Entries from a dataset of interfaces:
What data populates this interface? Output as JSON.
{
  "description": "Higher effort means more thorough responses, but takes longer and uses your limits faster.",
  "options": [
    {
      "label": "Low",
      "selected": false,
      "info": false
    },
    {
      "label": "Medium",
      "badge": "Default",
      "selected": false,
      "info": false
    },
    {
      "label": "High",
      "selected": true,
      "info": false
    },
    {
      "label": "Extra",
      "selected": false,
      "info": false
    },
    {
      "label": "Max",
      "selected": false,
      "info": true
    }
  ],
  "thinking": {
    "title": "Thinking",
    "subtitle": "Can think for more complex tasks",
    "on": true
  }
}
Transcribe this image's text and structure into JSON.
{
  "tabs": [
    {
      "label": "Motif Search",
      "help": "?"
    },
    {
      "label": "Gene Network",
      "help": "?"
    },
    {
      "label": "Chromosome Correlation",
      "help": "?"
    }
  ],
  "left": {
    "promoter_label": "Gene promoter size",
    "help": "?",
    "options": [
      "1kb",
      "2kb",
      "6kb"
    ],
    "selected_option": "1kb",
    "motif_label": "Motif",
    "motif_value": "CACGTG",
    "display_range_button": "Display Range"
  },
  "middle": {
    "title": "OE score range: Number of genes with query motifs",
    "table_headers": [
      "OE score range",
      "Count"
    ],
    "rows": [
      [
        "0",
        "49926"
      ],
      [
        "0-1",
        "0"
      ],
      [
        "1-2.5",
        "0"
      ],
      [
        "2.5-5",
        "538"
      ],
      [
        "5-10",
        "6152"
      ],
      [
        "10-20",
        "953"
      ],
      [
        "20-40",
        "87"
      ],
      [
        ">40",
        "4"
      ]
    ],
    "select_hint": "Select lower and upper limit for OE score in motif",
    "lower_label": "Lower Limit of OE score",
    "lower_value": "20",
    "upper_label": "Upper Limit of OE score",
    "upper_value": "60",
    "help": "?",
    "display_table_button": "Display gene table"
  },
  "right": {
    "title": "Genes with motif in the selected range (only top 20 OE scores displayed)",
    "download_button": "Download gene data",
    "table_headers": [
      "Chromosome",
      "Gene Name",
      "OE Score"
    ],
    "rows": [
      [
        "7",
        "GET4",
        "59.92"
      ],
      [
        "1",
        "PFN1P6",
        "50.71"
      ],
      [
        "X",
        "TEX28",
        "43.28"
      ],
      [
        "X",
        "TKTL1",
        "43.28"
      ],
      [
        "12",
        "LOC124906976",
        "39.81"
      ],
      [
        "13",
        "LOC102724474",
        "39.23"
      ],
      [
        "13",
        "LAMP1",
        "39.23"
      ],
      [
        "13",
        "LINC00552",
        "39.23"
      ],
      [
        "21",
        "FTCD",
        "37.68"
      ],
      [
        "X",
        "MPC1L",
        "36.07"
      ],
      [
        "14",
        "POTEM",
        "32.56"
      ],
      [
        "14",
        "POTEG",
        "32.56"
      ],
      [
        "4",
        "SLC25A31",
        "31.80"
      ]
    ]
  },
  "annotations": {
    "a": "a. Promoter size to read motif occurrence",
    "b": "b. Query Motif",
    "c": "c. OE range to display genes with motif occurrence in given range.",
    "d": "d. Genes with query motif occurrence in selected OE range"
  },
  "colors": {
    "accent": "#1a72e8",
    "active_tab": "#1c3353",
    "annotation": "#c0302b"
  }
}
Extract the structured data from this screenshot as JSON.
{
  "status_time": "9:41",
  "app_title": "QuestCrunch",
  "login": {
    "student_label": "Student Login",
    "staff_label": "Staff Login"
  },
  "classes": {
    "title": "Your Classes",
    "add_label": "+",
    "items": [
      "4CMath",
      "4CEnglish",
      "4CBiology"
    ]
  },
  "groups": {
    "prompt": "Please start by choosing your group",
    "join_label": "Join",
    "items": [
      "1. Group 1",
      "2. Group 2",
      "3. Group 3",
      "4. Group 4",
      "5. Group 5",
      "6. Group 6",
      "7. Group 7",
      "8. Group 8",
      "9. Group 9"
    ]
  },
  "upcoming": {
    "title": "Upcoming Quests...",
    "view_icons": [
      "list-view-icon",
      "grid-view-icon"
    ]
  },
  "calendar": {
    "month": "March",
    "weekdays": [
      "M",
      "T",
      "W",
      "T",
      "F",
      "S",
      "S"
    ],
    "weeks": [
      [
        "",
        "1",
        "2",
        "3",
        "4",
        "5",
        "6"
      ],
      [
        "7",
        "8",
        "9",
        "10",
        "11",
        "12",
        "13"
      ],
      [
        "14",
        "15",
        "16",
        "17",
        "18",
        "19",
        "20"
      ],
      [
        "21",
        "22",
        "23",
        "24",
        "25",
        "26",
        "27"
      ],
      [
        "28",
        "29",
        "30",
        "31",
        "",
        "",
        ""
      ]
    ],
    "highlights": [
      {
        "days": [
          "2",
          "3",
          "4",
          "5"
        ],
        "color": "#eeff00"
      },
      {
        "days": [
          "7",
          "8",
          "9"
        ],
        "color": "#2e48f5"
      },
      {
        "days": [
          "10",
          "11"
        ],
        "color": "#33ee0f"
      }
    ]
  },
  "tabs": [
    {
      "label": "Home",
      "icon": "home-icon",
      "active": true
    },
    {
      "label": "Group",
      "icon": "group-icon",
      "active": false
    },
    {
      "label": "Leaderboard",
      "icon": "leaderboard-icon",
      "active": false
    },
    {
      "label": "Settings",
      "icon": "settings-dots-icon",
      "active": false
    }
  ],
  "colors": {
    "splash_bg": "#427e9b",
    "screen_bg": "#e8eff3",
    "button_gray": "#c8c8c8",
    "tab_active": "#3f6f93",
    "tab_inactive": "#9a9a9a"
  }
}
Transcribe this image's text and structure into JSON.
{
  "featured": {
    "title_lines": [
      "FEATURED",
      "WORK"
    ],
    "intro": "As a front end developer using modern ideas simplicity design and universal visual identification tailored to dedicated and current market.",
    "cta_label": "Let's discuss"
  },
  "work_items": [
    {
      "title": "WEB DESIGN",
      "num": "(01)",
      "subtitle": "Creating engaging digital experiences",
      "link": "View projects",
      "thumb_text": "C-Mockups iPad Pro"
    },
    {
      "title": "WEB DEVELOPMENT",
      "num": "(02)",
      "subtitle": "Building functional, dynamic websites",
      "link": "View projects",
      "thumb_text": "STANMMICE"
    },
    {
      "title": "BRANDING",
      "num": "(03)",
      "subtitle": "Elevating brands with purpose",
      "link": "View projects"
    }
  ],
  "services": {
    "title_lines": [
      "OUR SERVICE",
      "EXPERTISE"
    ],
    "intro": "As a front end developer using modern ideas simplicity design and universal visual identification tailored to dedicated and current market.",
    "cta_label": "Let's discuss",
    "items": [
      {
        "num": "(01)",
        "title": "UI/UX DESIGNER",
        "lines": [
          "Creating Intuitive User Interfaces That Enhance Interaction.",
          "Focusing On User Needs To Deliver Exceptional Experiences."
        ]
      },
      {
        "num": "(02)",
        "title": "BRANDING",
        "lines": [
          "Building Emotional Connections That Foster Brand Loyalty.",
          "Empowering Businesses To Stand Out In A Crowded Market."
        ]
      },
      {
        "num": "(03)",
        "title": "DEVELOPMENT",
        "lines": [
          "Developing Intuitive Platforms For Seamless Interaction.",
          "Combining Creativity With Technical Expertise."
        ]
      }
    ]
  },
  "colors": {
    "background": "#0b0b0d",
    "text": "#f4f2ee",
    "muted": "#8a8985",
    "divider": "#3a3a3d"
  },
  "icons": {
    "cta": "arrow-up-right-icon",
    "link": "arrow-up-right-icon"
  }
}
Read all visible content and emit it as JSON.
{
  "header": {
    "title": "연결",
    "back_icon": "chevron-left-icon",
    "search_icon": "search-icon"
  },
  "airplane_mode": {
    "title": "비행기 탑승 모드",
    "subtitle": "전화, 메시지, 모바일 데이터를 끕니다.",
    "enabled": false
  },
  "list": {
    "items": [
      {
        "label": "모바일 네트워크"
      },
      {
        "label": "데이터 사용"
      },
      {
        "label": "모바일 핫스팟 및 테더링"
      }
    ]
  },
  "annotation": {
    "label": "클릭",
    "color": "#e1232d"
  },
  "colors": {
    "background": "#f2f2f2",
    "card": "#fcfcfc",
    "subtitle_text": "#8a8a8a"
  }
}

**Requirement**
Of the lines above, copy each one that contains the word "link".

**Exercise response**
      "link": "View projects",
      "link": "View projects",
      "link": "View projects"
    "link": "arrow-up-right-icon"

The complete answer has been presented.